  • If applicable, mention a professor’s research in the graduate program to which you are applying and why you are interested in that area
  • Do not try to impress the committee with elevated vocabulary or overly technical language
  • Focus on what motivates you to study and pursue a career in this area and be specific
  • Make the essay tailored to the school; mention what appeals to you about the program and show how it relates to your background
  • Tell a story and logically walk the admissions committee through why you are applying to this program, at their school to achieve this goal
  • Have your essay reviewed and proofread by multiple people

If you are applying to multiple graduate programs, each of your application essays should be different and tailored to the specific program.

Additional Resources:

Online portfolios can be a great way to show off your skills and capabilities to potential employers. Depending on your industry of interest or purpose behind your online portfolio, you may want to consider using the following platforms:

We strongly encourage you to meet with your career counselor for a critique of your portfolio and to do your own research online to benchmark and see commonly used portfolio sites in your field.

LinkedIn is a site every student needs to join as it is the largest professional networking site in the world. On this site, students can showcase their work and internship experiences, skills, upload samples of their work and receive recommendations from professors and former supervisors.

10 Tips for Using LinkedIn:

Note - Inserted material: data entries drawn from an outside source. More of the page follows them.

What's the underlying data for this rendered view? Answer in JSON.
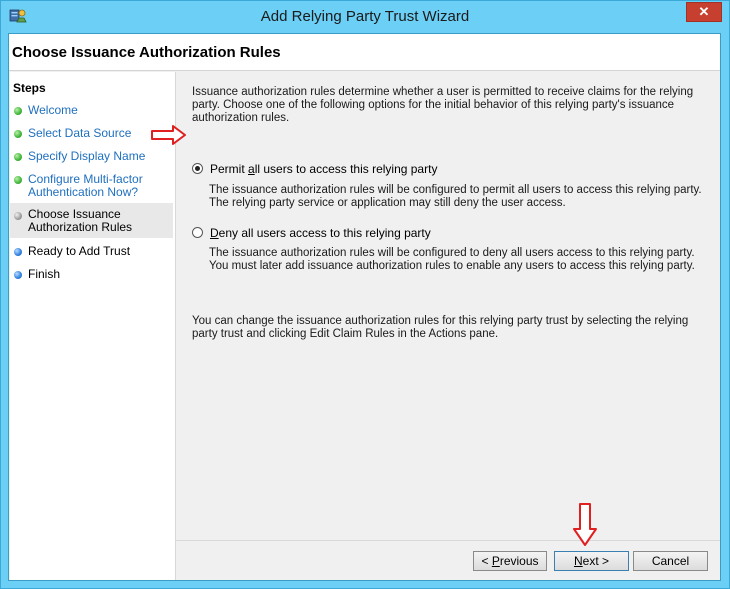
{
  "window": {
    "title": "Add Relying Party Trust Wizard",
    "close_glyph": "✕"
  },
  "page": {
    "title": "Choose Issuance Authorization Rules"
  },
  "steps": {
    "title": "Steps",
    "items": [
      {
        "label": "Welcome",
        "status": "green"
      },
      {
        "label": "Select Data Source",
        "status": "green"
      },
      {
        "label": "Specify Display Name",
        "status": "green"
      },
      {
        "label": "Configure Multi-factor Authentication Now?",
        "status": "green"
      },
      {
        "label": "Choose Issuance Authorization Rules",
        "status": "green"
      },
      {
        "label": "Ready to Add Trust",
        "status": "blue"
      },
      {
        "label": "Finish",
        "status": "blue"
      }
    ]
  },
  "content": {
    "intro": "Issuance authorization rules determine whether a user is permitted to receive claims for the relying party. Choose one of the following options for the initial behavior of this relying party's issuance authorization rules.",
    "option_permit": {
      "prefix": "Permit ",
      "accel": "a",
      "suffix": "ll users to access this relying party",
      "description": "The issuance authorization rules will be configured to permit all users to access this relying party. The relying party service or application may still deny the user access.",
      "checked": true
    },
    "option_deny": {
      "prefix": "",
      "accel": "D",
      "suffix": "eny all users access to this relying party",
      "description": "The issuance authorization rules will be configured to deny all users access to this relying party. You must later add issuance authorization rules to enable any users to access this relying party.",
      "checked": false
    },
    "footer_note": "You can change the issuance authorization rules for this relying party trust by selecting the relying party trust and clicking Edit Claim Rules in the Actions pane."
  },
  "buttons": {
    "previous": {
      "prefix": "< ",
      "accel": "P",
      "suffix": "revious"
    },
    "next": {
      "accel": "N",
      "suffix": "ext >"
    },
    "cancel": "Cancel"
  },
  "colors": {
    "annotation_arrow": "#e02020",
    "link": "#1f6fbf"
  }
}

  1. Upload your resume and a professional headshot to begin building your profile.
  2. Upload examples of your work and tie them to your experiences.
  3. Get recommendations from former supervisors and coworkers.
  4. Ask your network to endorse your skillsets.
  5. Treat your Headline like an objective on a resume. Example: Emory University sociology student seeking summer internship in marketing.
  6. Customize your LinkedIn url so you are more easily found in internet searches.
  7. Start researching and connecting with Emory alumni and professionals in your field(s) of interest.
  8. Showcase your knowledge and expertise by writing an article.
  9. List your accomplishments and awards.
  10. Follow organizations of interest.

Critique Services

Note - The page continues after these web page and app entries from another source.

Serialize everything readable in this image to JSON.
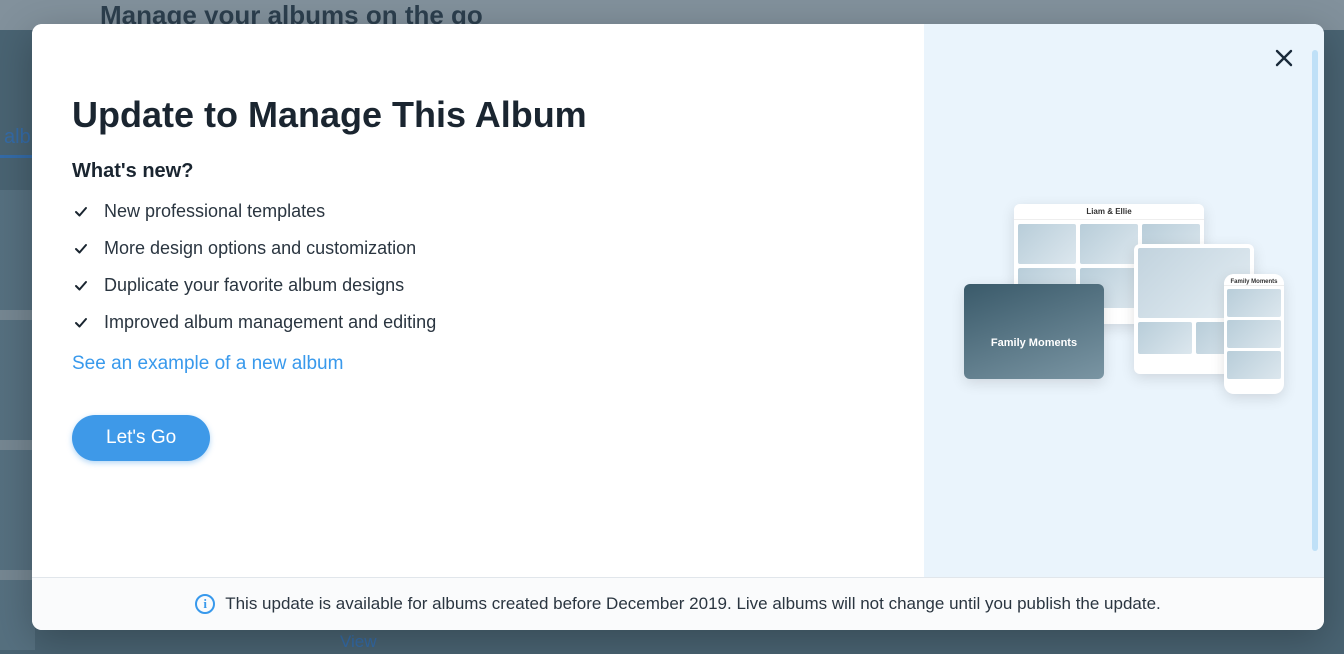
{
  "background": {
    "header": "Manage your albums on the go",
    "tab_partial": "alb",
    "view_link": "View"
  },
  "modal": {
    "title": "Update to Manage This Album",
    "subtitle": "What's new?",
    "features": [
      "New professional templates",
      "More design options and customization",
      "Duplicate your favorite album designs",
      "Improved album management and editing"
    ],
    "example_link": "See an example of a new album",
    "cta": "Let's Go",
    "footer_note": "This update is available for albums created before December 2019. Live albums will not change until you publish the update."
  },
  "illustration": {
    "album_title_1": "Liam & Ellie",
    "card_caption": "Family Moments",
    "phone_title": "Family Moments"
  }
}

The Emory Career Center provides document critique services to undergraduate students and alumni within 6 years of graduation from the Emory College of Arts and Sciences. You may submit your resume, cover letter, personal statement, application essay and other job search documents to be reviewed by a career counselor.

Personal statements and essays will be returned in 5 business days. Resumes and cover letters will be returned in 4 business days.

Click here to submit your document for critique.

Personal statements will be critiqued for content. If you are having trouble with grammar and structuring your essay, please note the Emory Writing Center provides additional support for students.

Contact and Hours of Operation

Address: 200 Dowman Drive B. Jones Center, 2nd Floor, Atlanta, Georgia 30322
Phone: 404-727-6211
Email: careercenter@emory.edu
Regular Office Hours: Monday - Friday | 8:30AM - 5:00PM
Walk-in Hours: Monday - Friday | 12:00PM - 4:00PM
Campus Closures / Holiday ScheduleThe Emory Career Center will be closed per the Emory University holiday schedule. In the case of inclement weather, Emory University will announce any additional closures through CEPAR (Office of Critical Event Preparedness and Response).

Meet with your career counselor
They can help you with a lot more than just your resume!

Call 404-727-6211 to schedule today!